Synopsis from Arbordale Publishing:
Jojo is prepping for an exciting night; it’s time for the bat count! Bats have always been a welcome presence during the summers in the family barn. But over the years, the numbers have dwindled as many bats in the area caught white-nose syndrome. Jojo and her family count the bats and send the numbers to scientists who study bats, to see if the bat population can recover. On a summer evening, the family quietly makes their way to the lawn to watch the sky and count the visitors to their farm.
This fictional story includes a 4-page For Creative Minds section in the back of the book and a 30-page cross-curricular Teaching Activity Guide online. Bat Count is vetted by experts and designed to encourage parental engagement. Its extensive back matter helps teachers with time-saving lesson ideas, provides extensions for science, math, and social studies units, and uses inquiry-based learning to help build critical thinking skills in young readers. The Spanish translation supports ELL and dual-language programs. The enhanced ebook reads aloud in both English and Spanish with word highlighting and audio speed control to promote oral language skills, fluency, pronunciation, text engagement, and reading comprehension.
About: Bat Count: A Citizen Science Story is a children’s fiction picture book written by Anna Forrester and illustrated by Susan Detwiler. It was recently released for sale on 2/10/17 by Arbordale Publishing, 32 pages. This book is intended for kids ages 4-9, grades K to 3. Arbordale Publishing’s mission is to inspire the love of reading and improve young children’s science and math skills through picture books. These books will captivate your kids’ minds on your lap, at bedtime, or in the classroom. Please see below for more information about the authors.
My Experience: I started reading Bat Count: A Citizen Science Story on 4/4/17 as a story time for my 5 year-old son and we finished it on the same day. We read it again on 4/23/17. This book is another great read! I do love it when kids are aware of nature and animals and are taking active roles in helping the animals. I love the positive views of Jojo’s mom regarding the bat’s droppings and happy that she teaches Jojo to not bother the bats when they are hanging upside down in the barn because they needed a place to start a family.

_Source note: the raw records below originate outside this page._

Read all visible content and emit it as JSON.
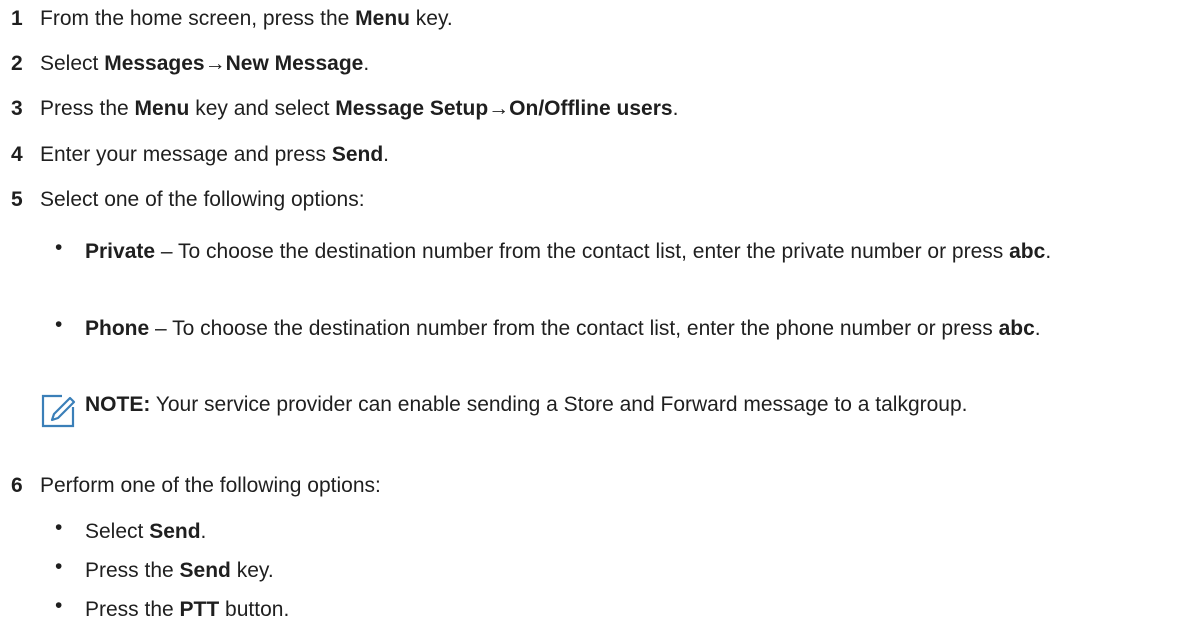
{
  "steps": [
    {
      "num": "1",
      "parts": [
        "From the home screen, press the ",
        "Menu",
        " key."
      ]
    },
    {
      "num": "2",
      "parts": [
        "Select ",
        "Messages→New Message",
        "."
      ]
    },
    {
      "num": "3",
      "parts": [
        "Press the ",
        "Menu",
        " key and select ",
        "Message Setup→On/Offline users",
        "."
      ]
    },
    {
      "num": "4",
      "parts": [
        "Enter your message and press ",
        "Send",
        "."
      ]
    },
    {
      "num": "5",
      "parts": [
        "Select one of the following options:"
      ]
    },
    {
      "num": "6",
      "parts": [
        "Perform one of the following options:"
      ]
    }
  ],
  "step5_options": [
    {
      "label": "Private",
      "text": " – To choose the destination number from the contact list, enter the private number or press ",
      "key": "abc",
      "end": "."
    },
    {
      "label": "Phone",
      "text": " – To choose the destination number from the contact list, enter the phone number or press ",
      "key": "abc",
      "end": "."
    }
  ],
  "note": {
    "label": "NOTE:",
    "text": " Your service provider can enable sending a Store and Forward message to a talkgroup."
  },
  "step6_options": [
    {
      "pre": "Select ",
      "bold": "Send",
      "post": "."
    },
    {
      "pre": "Press the ",
      "bold": "Send",
      "post": " key."
    },
    {
      "pre": "Press the ",
      "bold": "PTT",
      "post": " button."
    }
  ],
  "bullet_char": "•",
  "icon_color": "#3a7fb8"
}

In this book, readers will follow Jojo, a big sister of twin boys as she gather twigs to build a fire. Her family is planning on laying by the fire to watch the roof of the barn to count the bats flying out from it. They started doing the bat count after the twin brothers were born because they have noticed that there were fewer droppings for them to sweep in the barn. A newspaper reports that the bats are dying due to a disease called white-nose syndrome and encourages citizens to keep count and send in the tally to the scientists who are tracking them. I love it when Jojo wanted so badly to see more bats, even willing to wait late into the night, because she wants them to be free of diseases. The bats flying out of the barn that night are newborns with their mama and Jojo just couldn’t wait for them to come back and reproduce.
The story, although fiction, but the facts offered of the bats are true. The facts at the end of the book confirms the facts within the story about the bats. It is interesting to learn how bats and humans are alike when comes to giving birth to babies. They can have one or twins. I like how the story touches family. Jojo’s mom ensures that the mother bat is still happy if she only have one baby bat to confirm that her mom loves Jojo as much as her twin brothers. This book has a good focus on family as well as attention to animals and I highly recommend everyone to read it.
Pro: family, nature, animals, science, illustrations,
I rate it 5 stars!
About the Author:
Anna Forrester is an amateur naturalist who finds inspiration for her writing in the quirks and curiosities she encounters in the natural world. When she isn’t writing or reading or messing around outdoors, she creates gardens and other green play spaces for city kids. Bat Count: A Citizen Science Story is Anna’s debut picture book, and was inspired by counts she does with family and friends every summer at a farm in Pennsylvania. She loves biking, paddling, and making things—from soups to bug hotels to giant paper snowflakes. Visit Anna’s website at http://www.annaforrester.com (Photo & Info obtained from Arbordale Publishing Website).
More Information about Arbordale Publishing:
Phone: 877-243-3457 | Fax: 843-216-3457 | Email: email@example.com | Web: http://www.arbordalepublishing.com | Hardcover, Paperback, Spanish Paperback, and downloadable ebooks are available.
***Disclaimer: Many thanks to Arbordale Publishing for the opportunity to read and review. Please assured that my opinions are honest.